Almost 80 years after the death of Navy Radio 3rd Class Earl M. Ellis aboard the USS Oklahoma in the Pearl Harbor attack, the man from Hope, Arkansas, will be laid to rest next to his sister twins at Oceanview Cemetery Thursday with Full Army Honors.
A funeral service will be held at 1 p.m. and the family invites the public to attend.
Ellis, 23, was one of 429 men killed when their ship suffered multiple torpedoes in the attack on December 7, 1941 and quickly capsized. The majority of people who died on USS Oklahoma could not be identified and were subsequently buried in 46 plots at the National Memorial Cemetery of the Pacific, also known as the Punchbowl, in Honolulu in October 1949.
In 2015, the Department of Defense’s POW / MIA accounting agency exhumed the USS Oklahoma plots as part of the agency’s mission to count as many missing servicemen as possible.
Ellis was identified late last year using dental and anthropological tests, the agency said, as well as mitochondrial DNA, inherited from an individual’s mother. He is one of 337 crew members whose remains have been returned to their families.
âAs a family member of Navy Radioman 3rd Class Earl M. Ellis, we are grateful for his sacrifice for our country and we are grateful to be able to bury him with his family in California. He can now rest in peace, âwrote Lorin McKnight Mayo on the agency’s Facebook page.
Many of Ellis’ sisters made their home in Humboldt County, including Ollie Mae Ellis Mayo and Vivian Inez Ellis Mayo – who married brothers.
Her twin, Pearl Bernice Ellis Kitchens, came to Eureka in 1972 to join her sisters, according to her obituary. She died in 1996, just nine days before her 78th birthday, and was buried in Oceanview, with her headstone including a plaque to Ellis.
Ollie Mae Ellis Mayo and Vivian Inez Ellis Mayo, along with another sister Alice Irene Ellis Turner, are also buried at Oceanview Cemetery.

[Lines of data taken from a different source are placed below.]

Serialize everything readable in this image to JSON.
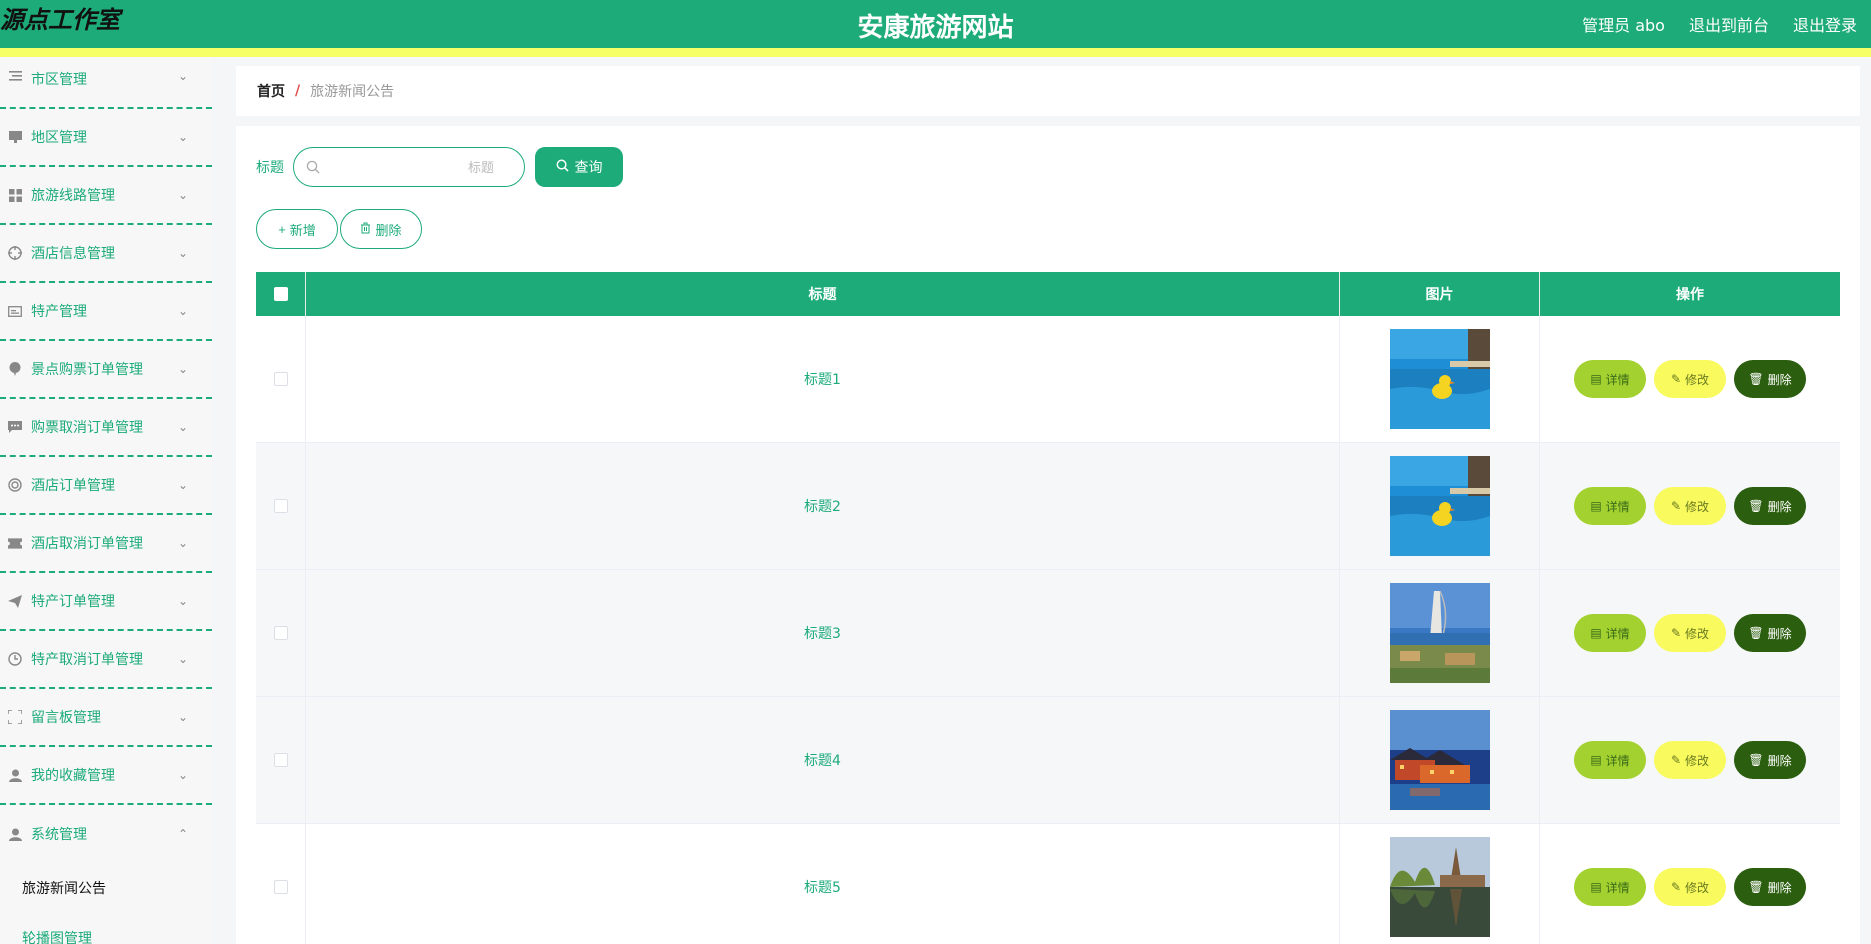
{
  "header": {
    "brand": "源点工作室",
    "site_title": "安康旅游网站",
    "user_label": "管理员 abo",
    "to_front_label": "退出到前台",
    "logout_label": "退出登录"
  },
  "sidebar": {
    "items": [
      {
        "label": "市区管理",
        "icon": "list-icon"
      },
      {
        "label": "地区管理",
        "icon": "monitor-icon"
      },
      {
        "label": "旅游线路管理",
        "icon": "grid-icon"
      },
      {
        "label": "酒店信息管理",
        "icon": "target-icon"
      },
      {
        "label": "特产管理",
        "icon": "card-icon"
      },
      {
        "label": "景点购票订单管理",
        "icon": "balloon-icon"
      },
      {
        "label": "购票取消订单管理",
        "icon": "chat-icon"
      },
      {
        "label": "酒店订单管理",
        "icon": "ring-icon"
      },
      {
        "label": "酒店取消订单管理",
        "icon": "ticket-icon"
      },
      {
        "label": "特产订单管理",
        "icon": "send-icon"
      },
      {
        "label": "特产取消订单管理",
        "icon": "clock-icon"
      },
      {
        "label": "留言板管理",
        "icon": "frame-icon"
      },
      {
        "label": "我的收藏管理",
        "icon": "user-icon"
      },
      {
        "label": "系统管理",
        "icon": "user-icon"
      }
    ],
    "sub_items": [
      {
        "label": "旅游新闻公告"
      },
      {
        "label": "轮播图管理"
      }
    ]
  },
  "breadcrumb": {
    "home": "首页",
    "separator": "/",
    "current": "旅游新闻公告"
  },
  "search": {
    "label": "标题",
    "placeholder": "标题",
    "value": "",
    "button_label": "查询"
  },
  "actions": {
    "add_label": "新增",
    "delete_label": "删除"
  },
  "table": {
    "headers": {
      "title": "标题",
      "image": "图片",
      "ops": "操作"
    },
    "rows": [
      {
        "title": "标题1",
        "image": "pool-duck"
      },
      {
        "title": "标题2",
        "image": "pool-duck"
      },
      {
        "title": "标题3",
        "image": "burj-resort"
      },
      {
        "title": "标题4",
        "image": "night-village"
      },
      {
        "title": "标题5",
        "image": "lake-temple"
      }
    ],
    "op_labels": {
      "detail": "详情",
      "edit": "修改",
      "delete": "删除"
    }
  },
  "colors": {
    "primary": "#1dab7a",
    "accent_strip": "#f7ff66",
    "detail": "#a3d12f",
    "edit": "#f8fa5e",
    "delete": "#2b5e0e"
  }
}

Anyone wishing to send cards or flowers can send them to Sanders Funeral Home in Eureka for arrangements.